After returning from an amazing trip down under, I was eager to get back in the pilot seat. My instructor was unavailable for the week so I practiced with another person. We prepped during our few flights for what I expected to come soon, my first solo.
My first flight of the week came one day shy of a month after my previous flight. Lets just say my newly minted skills broke form over that period of time. We spent the flight reviewing all the maneuvers I had learned. The skills came back to me with surprising ease.
My next flight was supposed to be pattern practice an another airfield with some hood practice in between, but because of a inop transponder, Santa Maria tower requested kindly we stay out of their busy pattern. The day turned into a day of hood practice. We were also able to use the small and less used runway 25 at San Luis.
The following day we stayed within the pattern at San Luis to prepare for my solo. The only problem was the wind. A variable cross wind made landings tricky, but with an instructor, it was a great time to figure out the proper crosswind technique. We also made great use of runway 25 again. Unfortunately due to the wind, my solo would have to wait one more flight.
My instructor scheduled today specifically to accomplish my solo. With 14 total flight hours, I was ready. I got off work today to find the wind blowing even harder since the last unsuccessful attempt. While it wasn't a cross wind, the wind was 15knots gusting to 25, not ideal solo weather. There was one more possibility, the untowered field, Paso Robles, to the north. To make matters worse, 63G was in the shop again for a 50 hour inspection. I would be flying an aircraft I have never flown before. N5269N. Usually a bad idea for a solo.
We arrived over the airport, with the only other aircraft in the pattern reporting variable winds. Not again! My instructor said we should try a few touch and goes to test the wind and then decide. In the pattern the winds seemed to blow the plane around things were not looking to good, but amazingly enough, the air was smooth on final all the way to the crosswind turn. After three landing my instructor pointed me to the runup area. "I getting out."

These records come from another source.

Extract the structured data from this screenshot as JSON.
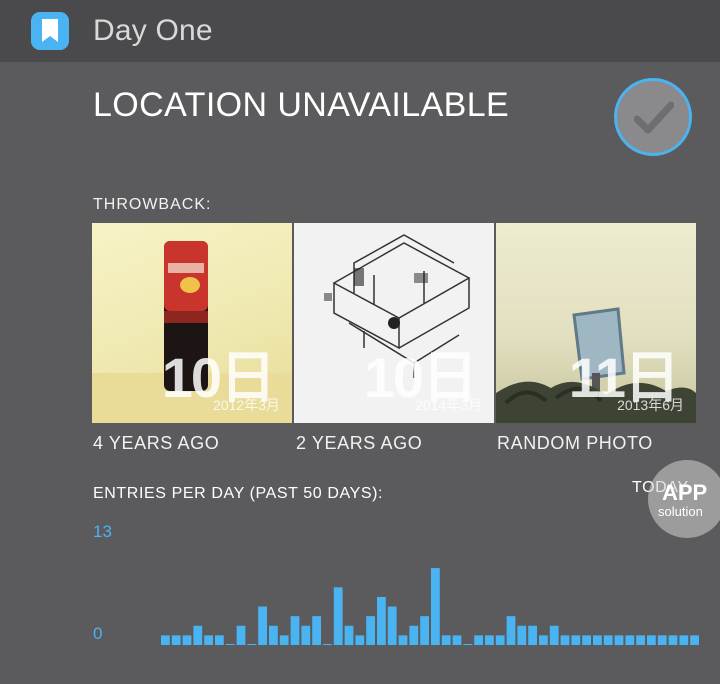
{
  "header": {
    "app_name": "Day One",
    "icon": "bookmark-icon"
  },
  "location": {
    "text": "LOCATION UNAVAILABLE",
    "check_icon": "checkmark-icon"
  },
  "throwback": {
    "label": "THROWBACK:",
    "items": [
      {
        "caption": "4 YEARS AGO",
        "big_date": "10日",
        "small_date": "2012年3月"
      },
      {
        "caption": "2 YEARS AGO",
        "big_date": "10日",
        "small_date": "2014年3月"
      },
      {
        "caption": "RANDOM PHOTO",
        "big_date": "11日",
        "small_date": "2013年6月"
      }
    ]
  },
  "entries": {
    "label": "ENTRIES PER DAY (PAST 50 DAYS):",
    "today_label": "TODAY",
    "y_max_label": "13",
    "y_min_label": "0"
  },
  "watermark": {
    "line1": "APP",
    "line2": "solution"
  },
  "colors": {
    "accent": "#4ab3f2",
    "background": "#5b5b5d",
    "header": "#4a4a4c"
  },
  "chart_data": {
    "type": "bar",
    "title": "ENTRIES PER DAY (PAST 50 DAYS):",
    "ylim": [
      0,
      13
    ],
    "x": [
      1,
      2,
      3,
      4,
      5,
      6,
      7,
      8,
      9,
      10,
      11,
      12,
      13,
      14,
      15,
      16,
      17,
      18,
      19,
      20,
      21,
      22,
      23,
      24,
      25,
      26,
      27,
      28,
      29,
      30,
      31,
      32,
      33,
      34,
      35,
      36,
      37,
      38,
      39,
      40,
      41,
      42,
      43,
      44,
      45,
      46,
      47,
      48,
      49,
      50
    ],
    "values": [
      1,
      1,
      1,
      2,
      1,
      1,
      0,
      2,
      0,
      4,
      2,
      1,
      3,
      2,
      3,
      0,
      6,
      2,
      1,
      3,
      5,
      4,
      1,
      2,
      3,
      8,
      1,
      1,
      0,
      1,
      1,
      1,
      3,
      2,
      2,
      1,
      2,
      1,
      1,
      1,
      1,
      1,
      1,
      1,
      1,
      1,
      1,
      1,
      1,
      1
    ]
  }
}
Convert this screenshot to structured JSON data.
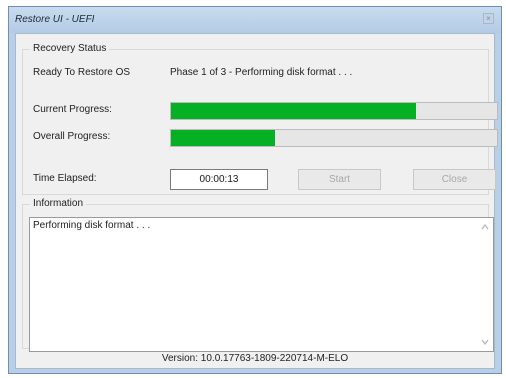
{
  "window": {
    "title": "Restore UI - UEFI",
    "close_glyph": "×"
  },
  "recovery_status": {
    "group_label": "Recovery Status",
    "status_label": "Ready To Restore OS",
    "phase_text": "Phase 1 of 3 - Performing disk format . . .",
    "current_progress_label": "Current Progress:",
    "current_progress_percent": 75,
    "overall_progress_label": "Overall Progress:",
    "overall_progress_percent": 32,
    "time_elapsed_label": "Time Elapsed:",
    "time_elapsed_value": "00:00:13",
    "start_button": "Start",
    "close_button": "Close"
  },
  "information": {
    "group_label": "Information",
    "text": "Performing disk format . . ."
  },
  "footer": {
    "version": "Version: 10.0.17763-1809-220714-M-ELO"
  },
  "colors": {
    "progress_fill": "#06b025",
    "window_frame": "#b9cfe6",
    "client_bg": "#f0f0f0",
    "disabled_text": "#a8a8a8"
  },
  "icons": {
    "scroll_up": "chevron-up-icon",
    "scroll_down": "chevron-down-icon"
  }
}
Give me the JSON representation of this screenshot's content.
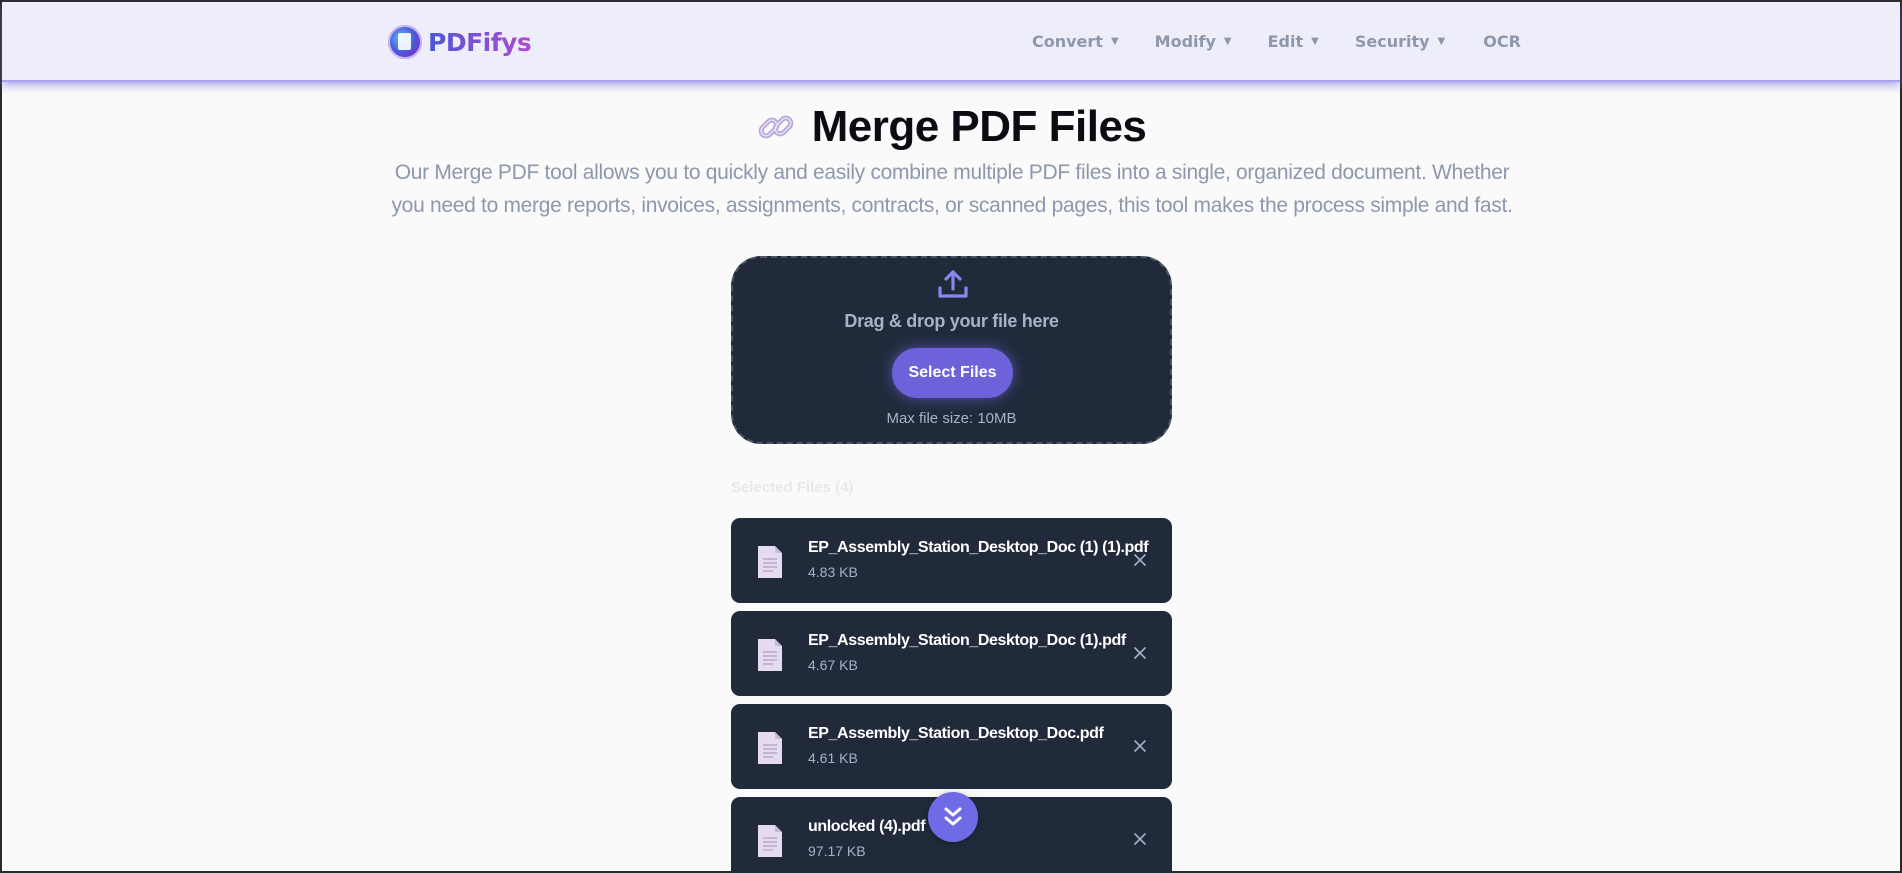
{
  "brand": {
    "name": "PDFifys"
  },
  "nav": {
    "items": [
      {
        "label": "Convert",
        "caret": "▼"
      },
      {
        "label": "Modify",
        "caret": "▼"
      },
      {
        "label": "Edit",
        "caret": "▼"
      },
      {
        "label": "Security",
        "caret": "▼"
      },
      {
        "label": "OCR"
      }
    ]
  },
  "page": {
    "title": "Merge PDF Files",
    "icon": "link-icon",
    "description": "Our Merge PDF tool allows you to quickly and easily combine multiple PDF files into a single, organized document. Whether you need to merge reports, invoices, assignments, contracts, or scanned pages, this tool makes the process simple and fast."
  },
  "upload": {
    "icon": "upload-icon",
    "drag_text": "Drag & drop your file here",
    "button_label": "Select Files",
    "max_size": "Max file size: 10MB"
  },
  "selected": {
    "heading": "Selected Files (4)",
    "files": [
      {
        "name": "EP_Assembly_Station_Desktop_Doc (1) (1).pdf",
        "size": "4.83 KB"
      },
      {
        "name": "EP_Assembly_Station_Desktop_Doc (1).pdf",
        "size": "4.67 KB"
      },
      {
        "name": "EP_Assembly_Station_Desktop_Doc.pdf",
        "size": "4.61 KB"
      },
      {
        "name": "unlocked (4).pdf",
        "size": "97.17 KB"
      }
    ]
  },
  "colors": {
    "accent": "#6c63db",
    "card": "#212a3b",
    "muted_text": "#8e98ac",
    "nav_bg": "#eeeefa"
  }
}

I sat at the runup area, the right seat empty, almost at a loss of what to do. I feel like I am forgetting something. But I wasn't. I took a deep breath and checked the checklist on more time. "Lights, camera, action." The words of my instructor played out in my head as I made my way into the empty runway.
I throttled the plane down the runway, and it sprung to life quicker then normal. They sure mean it when they say the plane is much lighter without the instructor on board. My action came without thinking. Each step of the pattern practiced many times before this. Before I knew it my, first land came and went. Not bad I thought.
My second approach just didn't start right. I was high, so I pulled the power. I was fast, so I pulled up. Too much of everything and I was over controlling. By the time I made final I was low and slow, 50 kts when I should have been at 65kts. Just to make things more flustering, a pair of birds played chicken with me just before crossing the threshold. I flared normally but dropped hard onto the runway with the lack of speed. On the bounce I put in the throttle and went around. No use try to salvage that. I just hoped my instructor didn't have any regrets after witnessing that.
I need to two redeeming landing after that. With sheer concentration, I kept remembered my approach speeds, power settings, flap setting, all at the precise moment practiced. 500ft/min descents, and 500ft AGL turning final, everything matched up and I set the plane down with more finesse then I have before. Two more landings and a soaked shirt, I turned off the runway with a bit of relief. I had successfully soloed.
Flight Hour Logged this week: 5.7
Total Flight Hours: 15.8